» **Task input**:
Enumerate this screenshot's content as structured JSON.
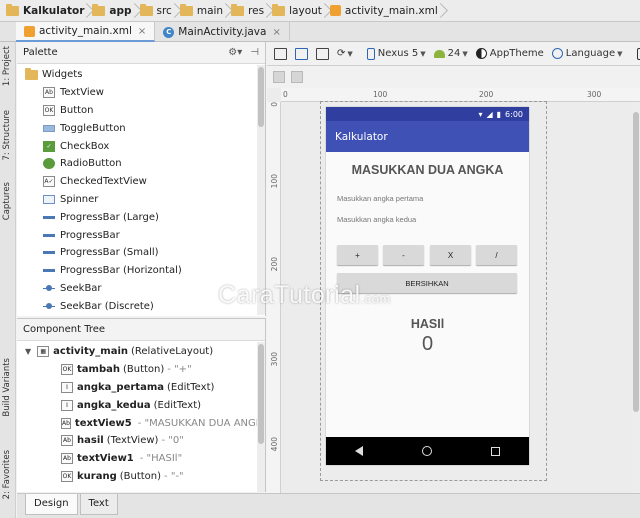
{
  "breadcrumbs": [
    "Kalkulator",
    "app",
    "src",
    "main",
    "res",
    "layout",
    "activity_main.xml"
  ],
  "file_tabs": [
    {
      "label": "activity_main.xml",
      "active": true
    },
    {
      "label": "MainActivity.java",
      "active": false
    }
  ],
  "side_tabs": [
    "1: Project",
    "7: Structure",
    "Captures",
    "Build Variants",
    "2: Favorites"
  ],
  "palette": {
    "title": "Palette",
    "group": "Widgets",
    "items": [
      {
        "label": "TextView",
        "icon": "textview-icon",
        "glyph": "Ab"
      },
      {
        "label": "Button",
        "icon": "button-icon",
        "glyph": "OK"
      },
      {
        "label": "ToggleButton",
        "icon": "togglebutton-icon",
        "glyph": ""
      },
      {
        "label": "CheckBox",
        "icon": "checkbox-icon",
        "glyph": "✓"
      },
      {
        "label": "RadioButton",
        "icon": "radiobutton-icon",
        "glyph": ""
      },
      {
        "label": "CheckedTextView",
        "icon": "checkedtextview-icon",
        "glyph": "A✓"
      },
      {
        "label": "Spinner",
        "icon": "spinner-icon",
        "glyph": ""
      },
      {
        "label": "ProgressBar (Large)",
        "icon": "progressbar-icon",
        "glyph": ""
      },
      {
        "label": "ProgressBar",
        "icon": "progressbar-icon",
        "glyph": ""
      },
      {
        "label": "ProgressBar (Small)",
        "icon": "progressbar-icon",
        "glyph": ""
      },
      {
        "label": "ProgressBar (Horizontal)",
        "icon": "progressbar-icon",
        "glyph": ""
      },
      {
        "label": "SeekBar",
        "icon": "seekbar-icon",
        "glyph": ""
      },
      {
        "label": "SeekBar (Discrete)",
        "icon": "seekbar-icon",
        "glyph": ""
      }
    ]
  },
  "component_tree": {
    "title": "Component Tree",
    "root": {
      "name": "activity_main",
      "type": "(RelativeLayout)"
    },
    "children": [
      {
        "name": "tambah",
        "type": "(Button)",
        "value": "- \"+\"",
        "glyph": "OK"
      },
      {
        "name": "angka_pertama",
        "type": "(EditText)",
        "value": "",
        "glyph": "I"
      },
      {
        "name": "angka_kedua",
        "type": "(EditText)",
        "value": "",
        "glyph": "I"
      },
      {
        "name": "textView5",
        "type": "",
        "value": "- \"MASUKKAN DUA ANGKA\"",
        "glyph": "Ab"
      },
      {
        "name": "hasil",
        "type": "(TextView)",
        "value": "- \"0\"",
        "glyph": "Ab"
      },
      {
        "name": "textView1",
        "type": "",
        "value": "- \"HASIl\"",
        "glyph": "Ab"
      },
      {
        "name": "kurang",
        "type": "(Button)",
        "value": "- \"-\"",
        "glyph": "OK"
      }
    ]
  },
  "toolbar": {
    "device": "Nexus 5",
    "api": "24",
    "theme": "AppTheme",
    "language": "Language"
  },
  "ruler": {
    "top": [
      "0",
      "100",
      "200",
      "300"
    ],
    "left": [
      "0",
      "100",
      "200",
      "300",
      "400"
    ]
  },
  "phone": {
    "time": "6:00",
    "app_title": "Kalkulator",
    "heading": "MASUKKAN DUA ANGKA",
    "hint1": "Masukkan angka pertama",
    "hint2": "Masukkan angka kedua",
    "buttons": [
      "+",
      "-",
      "X",
      "/"
    ],
    "clear": "BERSIHKAN",
    "result_label": "HASIl",
    "result_value": "0"
  },
  "bottom_tabs": [
    {
      "label": "Design",
      "active": true
    },
    {
      "label": "Text",
      "active": false
    }
  ],
  "watermark": {
    "main": "CaraTutorial",
    "suffix": ".com"
  }
}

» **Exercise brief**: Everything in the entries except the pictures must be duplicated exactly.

» **Final answer**:
Enumerate this screenshot's content as structured JSON.
{
  "breadcrumbs": [
    "Kalkulator",
    "app",
    "src",
    "main",
    "res",
    "layout",
    "activity_main.xml"
  ],
  "file_tabs": [
    {
      "label": "activity_main.xml",
      "active": true
    },
    {
      "label": "MainActivity.java",
      "active": false
    }
  ],
  "side_tabs": [
    "1: Project",
    "7: Structure",
    "Captures",
    "Build Variants",
    "2: Favorites"
  ],
  "palette": {
    "title": "Palette",
    "group": "Widgets",
    "items": [
      {
        "label": "TextView",
        "icon": "textview-icon",
        "glyph": "Ab"
      },
      {
        "label": "Button",
        "icon": "button-icon",
        "glyph": "OK"
      },
      {
        "label": "ToggleButton",
        "icon": "togglebutton-icon",
        "glyph": ""
      },
      {
        "label": "CheckBox",
        "icon": "checkbox-icon",
        "glyph": "✓"
      },
      {
        "label": "RadioButton",
        "icon": "radiobutton-icon",
        "glyph": ""
      },
      {
        "label": "CheckedTextView",
        "icon": "checkedtextview-icon",
        "glyph": "A✓"
      },
      {
        "label": "Spinner",
        "icon": "spinner-icon",
        "glyph": ""
      },
      {
        "label": "ProgressBar (Large)",
        "icon": "progressbar-icon",
        "glyph": ""
      },
      {
        "label": "ProgressBar",
        "icon": "progressbar-icon",
        "glyph": ""
      },
      {
        "label": "ProgressBar (Small)",
        "icon": "progressbar-icon",
        "glyph": ""
      },
      {
        "label": "ProgressBar (Horizontal)",
        "icon": "progressbar-icon",
        "glyph": ""
      },
      {
        "label": "SeekBar",
        "icon": "seekbar-icon",
        "glyph": ""
      },
      {
        "label": "SeekBar (Discrete)",
        "icon": "seekbar-icon",
        "glyph": ""
      }
    ]
  },
  "component_tree": {
    "title": "Component Tree",
    "root": {
      "name": "activity_main",
      "type": "(RelativeLayout)"
    },
    "children": [
      {
        "name": "tambah",
        "type": "(Button)",
        "value": "- \"+\"",
        "glyph": "OK"
      },
      {
        "name": "angka_pertama",
        "type": "(EditText)",
        "value": "",
        "glyph": "I"
      },
      {
        "name": "angka_kedua",
        "type": "(EditText)",
        "value": "",
        "glyph": "I"
      },
      {
        "name": "textView5",
        "type": "",
        "value": "- \"MASUKKAN DUA ANGKA\"",
        "glyph": "Ab"
      },
      {
        "name": "hasil",
        "type": "(TextView)",
        "value": "- \"0\"",
        "glyph": "Ab"
      },
      {
        "name": "textView1",
        "type": "",
        "value": "- \"HASIl\"",
        "glyph": "Ab"
      },
      {
        "name": "kurang",
        "type": "(Button)",
        "value": "- \"-\"",
        "glyph": "OK"
      }
    ]
  },
  "toolbar": {
    "device": "Nexus 5",
    "api": "24",
    "theme": "AppTheme",
    "language": "Language"
  },
  "ruler": {
    "top": [
      "0",
      "100",
      "200",
      "300"
    ],
    "left": [
      "0",
      "100",
      "200",
      "300",
      "400"
    ]
  },
  "phone": {
    "time": "6:00",
    "app_title": "Kalkulator",
    "heading": "MASUKKAN DUA ANGKA",
    "hint1": "Masukkan angka pertama",
    "hint2": "Masukkan angka kedua",
    "buttons": [
      "+",
      "-",
      "X",
      "/"
    ],
    "clear": "BERSIHKAN",
    "result_label": "HASIl",
    "result_value": "0"
  },
  "bottom_tabs": [
    {
      "label": "Design",
      "active": true
    },
    {
      "label": "Text",
      "active": false
    }
  ],
  "watermark": {
    "main": "CaraTutorial",
    "suffix": ".com"
  }
}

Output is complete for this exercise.